President Joe Biden’s approval rating is half a glass. It is open to Zen appraisal whether that glass is half full or half empty. More important politically than philosophically is whether Biden’s glass is filling or emptying.
Three months after his inauguration, Rasmussen’s daily tracking poll showed Biden’s total approval rating at 50% approve and 49% disapprove for a bare net positive of one percentage point. At the same point (April 20, 2017), Trump’s total approval rating was a net negative of two percentage points (49% “total approve” and 51% “total disapprove”). From the total rating perspective, Biden’s glass is half full – hardly overflowing but better than his predecessor’s.
Looking at Rasmussen’s subset group of “strongly approve” and “strongly disapprove” we see Biden’s glass half empty. His strongly approve measures 30%, but his strongly disapprove stands at 41%, yielding a net negative of 11 percentage points. At the same point in his presidency, Trump had a net negative of seven percentage points (32% strongly approve versus 39% strongly disapprove).
To appreciate Biden’s half glass, look at Barack Obama’s much fuller glass. On April 20, 2009, he was positive in both strongly approve (three percentage points: 33% to 30%) and total approve (10 percentage points: 55% to 45%). Biden’s ratings are lower across the board on both the “strongly” and the total scales – with lower positives and higher negatives in both.
The problem in Biden’s “half full” is that it comes from those respondents who are not strongly motivated. Among these “non-strong” respondents, Biden is gaining 20 percentage points and losing just eight percentage points (taking his 30% strongly approve to 50% total approve and his 41% strongly disapprove to 49%).
The concern in Biden’s “half full” is that these respondents are not as motivated and therefore could be more volatile and less loyal to Biden. In other words: When the going gets tough, could they get going?
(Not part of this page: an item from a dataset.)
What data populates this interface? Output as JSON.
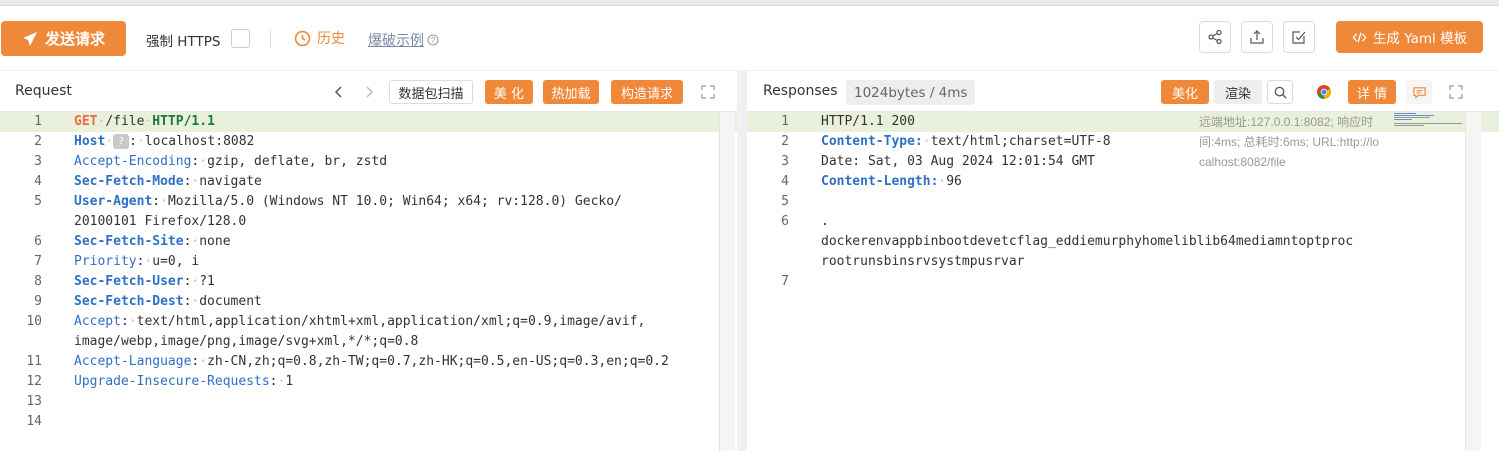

The danger in Biden’s “half empty” is that it comes from those respondents who are strongly motivated. If they are more entrenched, then this could mean longer-term opposition that will not quickly dissipate. In other words: Even when the going gets good, will they refuse to go along?
To appreciate these distinctions in Biden’s support, look again at what happened with Obama. Despite being elected with a bigger share of the popular vote than Biden, Obama was viewed as having gone too far left. The result? America went to the right in 2010’s midterm elections and Obama’s Democrats lost a lot of congressional seats (six in the Senate and 63 in the House).
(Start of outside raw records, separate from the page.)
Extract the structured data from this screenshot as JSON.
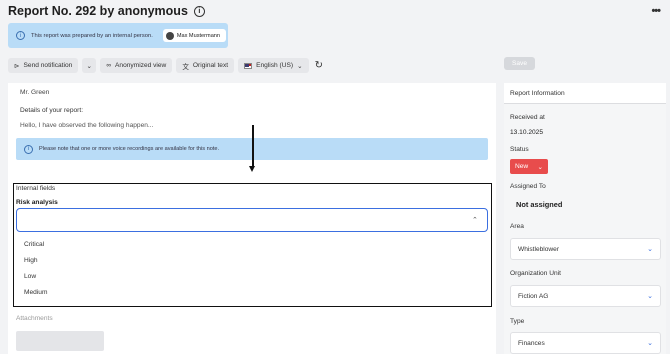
{
  "header": {
    "title": "Report No. 292 by anonymous",
    "info_icon": "info-icon",
    "menu_icon": "kebab-menu-icon"
  },
  "banner": {
    "text": "This report was prepared by an internal person.",
    "person": "Max Mustermann"
  },
  "toolbar": {
    "send_notification": "Send notification",
    "anonymized_view": "Anonymized view",
    "original_text": "Original text",
    "language": "English (US)",
    "save": "Save"
  },
  "report": {
    "recipient": "Mr. Green",
    "details_label": "Details of your report:",
    "details_text": "Hello, I have observed the following happen...",
    "voice_note": "Please note that one or more voice recordings are available for this note."
  },
  "internal_fields": {
    "title": "Internal fields",
    "risk_label": "Risk analysis",
    "risk_value": "",
    "options": [
      "Critical",
      "High",
      "Low",
      "Medium"
    ]
  },
  "attachments": {
    "label": "Attachments"
  },
  "sidebar": {
    "title": "Report Information",
    "received_label": "Received at",
    "received_value": "13.10.2025",
    "status_label": "Status",
    "status_value": "New",
    "assigned_label": "Assigned To",
    "assigned_value": "Not assigned",
    "area_label": "Area",
    "area_value": "Whistleblower",
    "org_label": "Organization Unit",
    "org_value": "Fiction AG",
    "type_label": "Type",
    "type_value": "Finances"
  },
  "colors": {
    "banner_bg": "#b9dcf7",
    "status_new": "#e84c4c",
    "focus_blue": "#3b6fe0"
  }
}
Obama’s midterm losses may have perversely helped him in his 2012 reelection run. Having lost the House, Obama was blocked legislatively from continuing to go left, let alone going further left. Obama won reelection but even so, he became the first incumbent in 180 years to win a second term with a lower popular vote percentage than his initial one (falling from 52.9% of the popular vote to 50.9%).
Biden’s “half glass” is filled with implications.
The more popular Obama saw dramatic attrition in his support just two years later. His support was not just greater than Biden’s overall, his strong support was greater, and his strong opposition was less than Biden’s. Two years later, even with a Republican House blocking his agenda, the residual of Obama’s first two leftward years eroded some of his initial support.
Biden is no Obama in popularity but is governing far more to the left. And because Biden is less popular, he is even more dependent on the left’s support than Obama was, which will continue to encourage him to lean left. If Obama experienced serious erosion of his stronger support by going less to the left, how much more vulnerable could Biden be with less support but going more to the left?
It is still early, and Biden still holds half a glass. More important than the glass, is what its contents are doing. Just three months into Biden’s presidency, this is far from clear. Yet one thing is very clear from Obama’s lesson: It would be better to start with a fuller glass if you are going to pour liberally from it.
J.T. Young served under President George W. Bush as the director of communications in the Office of Management and Budget and as deputy assistant secretary in legislative affairs for tax and budget at the Treasury Department. He served as a congressional staffer from 1987 through 2000.